[Data records for software interfaces]
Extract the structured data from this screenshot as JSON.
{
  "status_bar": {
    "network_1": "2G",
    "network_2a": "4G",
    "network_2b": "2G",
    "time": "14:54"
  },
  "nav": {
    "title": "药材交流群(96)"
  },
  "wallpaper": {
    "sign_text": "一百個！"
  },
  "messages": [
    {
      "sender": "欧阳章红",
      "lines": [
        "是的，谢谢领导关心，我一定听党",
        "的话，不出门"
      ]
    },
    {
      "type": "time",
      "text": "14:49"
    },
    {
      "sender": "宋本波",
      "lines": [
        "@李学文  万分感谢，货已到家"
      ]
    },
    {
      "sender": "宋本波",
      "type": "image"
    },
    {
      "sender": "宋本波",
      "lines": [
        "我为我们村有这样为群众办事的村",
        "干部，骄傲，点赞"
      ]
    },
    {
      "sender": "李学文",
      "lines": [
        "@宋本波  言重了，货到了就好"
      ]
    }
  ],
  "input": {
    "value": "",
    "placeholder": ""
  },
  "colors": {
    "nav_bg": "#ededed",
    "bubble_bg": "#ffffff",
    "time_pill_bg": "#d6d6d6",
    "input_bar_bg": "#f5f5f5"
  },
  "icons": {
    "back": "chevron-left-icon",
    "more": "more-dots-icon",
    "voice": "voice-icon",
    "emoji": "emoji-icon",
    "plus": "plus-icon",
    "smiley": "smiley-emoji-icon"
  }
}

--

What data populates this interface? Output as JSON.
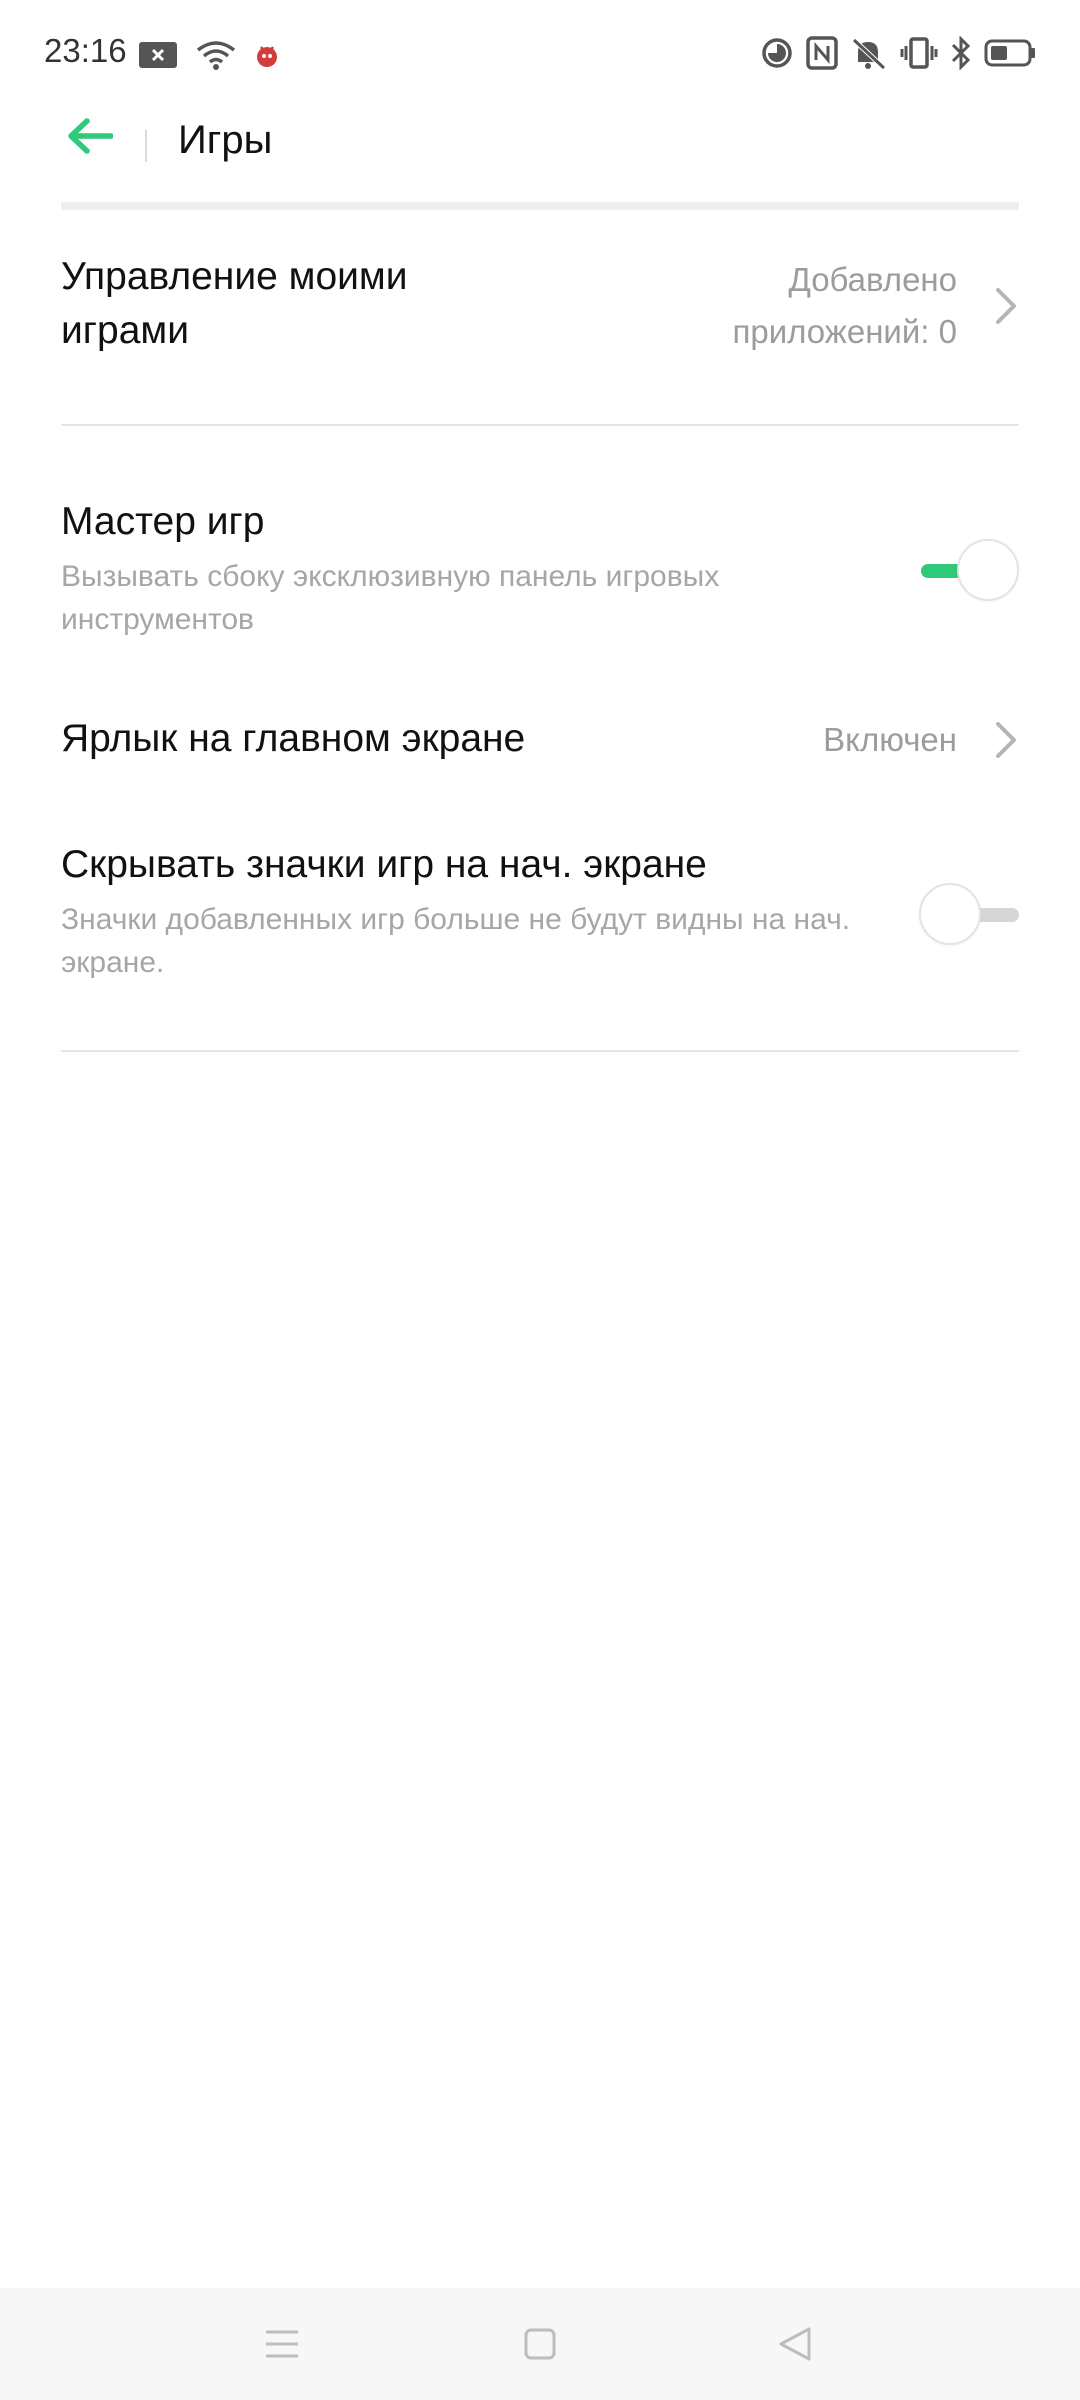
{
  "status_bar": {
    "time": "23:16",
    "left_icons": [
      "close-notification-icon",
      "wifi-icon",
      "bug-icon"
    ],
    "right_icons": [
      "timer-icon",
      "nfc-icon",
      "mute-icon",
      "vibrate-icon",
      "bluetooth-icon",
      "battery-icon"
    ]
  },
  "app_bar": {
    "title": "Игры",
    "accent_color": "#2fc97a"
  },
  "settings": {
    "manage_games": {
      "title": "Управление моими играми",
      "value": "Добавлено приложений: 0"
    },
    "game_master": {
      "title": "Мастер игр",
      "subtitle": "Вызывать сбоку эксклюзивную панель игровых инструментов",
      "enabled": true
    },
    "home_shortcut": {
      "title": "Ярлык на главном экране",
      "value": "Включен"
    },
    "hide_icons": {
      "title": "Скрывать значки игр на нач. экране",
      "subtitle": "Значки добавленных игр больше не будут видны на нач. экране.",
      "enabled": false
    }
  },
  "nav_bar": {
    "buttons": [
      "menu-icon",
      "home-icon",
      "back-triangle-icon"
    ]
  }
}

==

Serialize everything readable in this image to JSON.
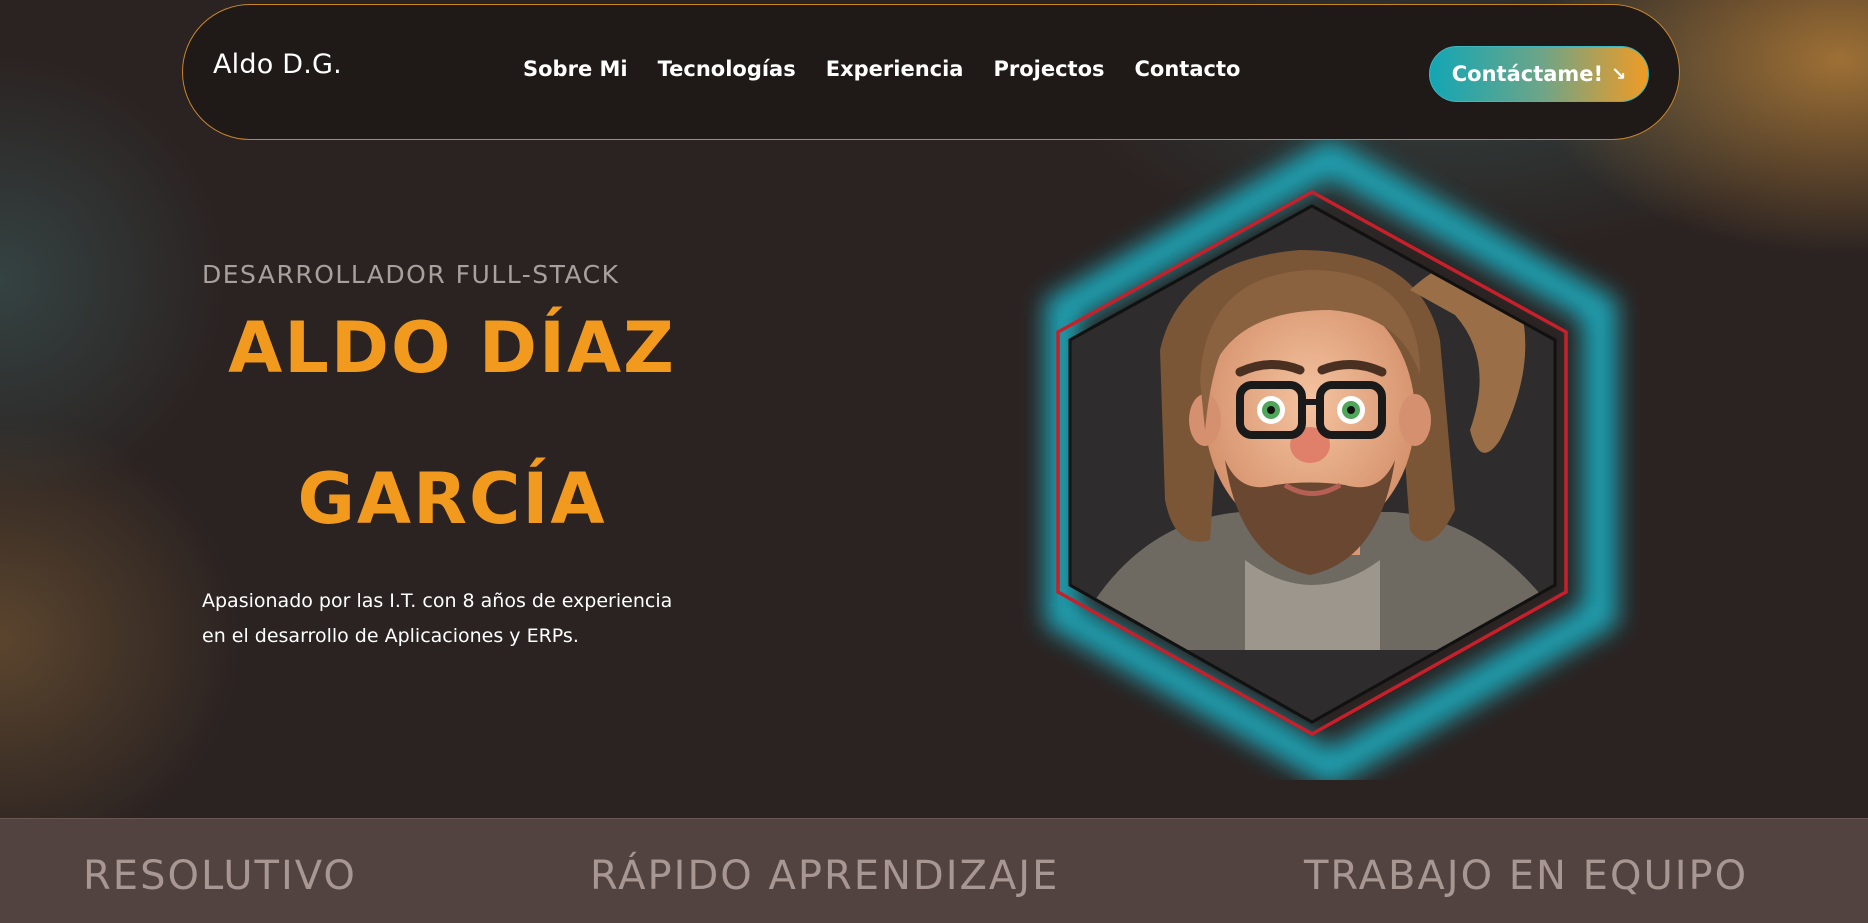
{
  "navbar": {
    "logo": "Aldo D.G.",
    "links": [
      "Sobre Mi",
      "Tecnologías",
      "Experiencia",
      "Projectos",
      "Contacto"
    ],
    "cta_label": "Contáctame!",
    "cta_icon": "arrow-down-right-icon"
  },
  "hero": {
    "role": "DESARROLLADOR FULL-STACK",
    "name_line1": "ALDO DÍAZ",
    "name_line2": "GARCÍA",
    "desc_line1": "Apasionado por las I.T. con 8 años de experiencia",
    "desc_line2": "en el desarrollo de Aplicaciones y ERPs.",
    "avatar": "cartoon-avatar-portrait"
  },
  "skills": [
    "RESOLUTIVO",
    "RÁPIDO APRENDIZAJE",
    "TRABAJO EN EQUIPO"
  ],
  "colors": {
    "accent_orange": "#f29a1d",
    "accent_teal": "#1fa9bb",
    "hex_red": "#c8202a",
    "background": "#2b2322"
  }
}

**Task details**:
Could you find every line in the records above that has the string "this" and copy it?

**Answer to the exercise**:
Extract the structured data from this screenshot as JSON.
What data populates this interface? Output as JSON.
Serialize everything readable in this image to JSON.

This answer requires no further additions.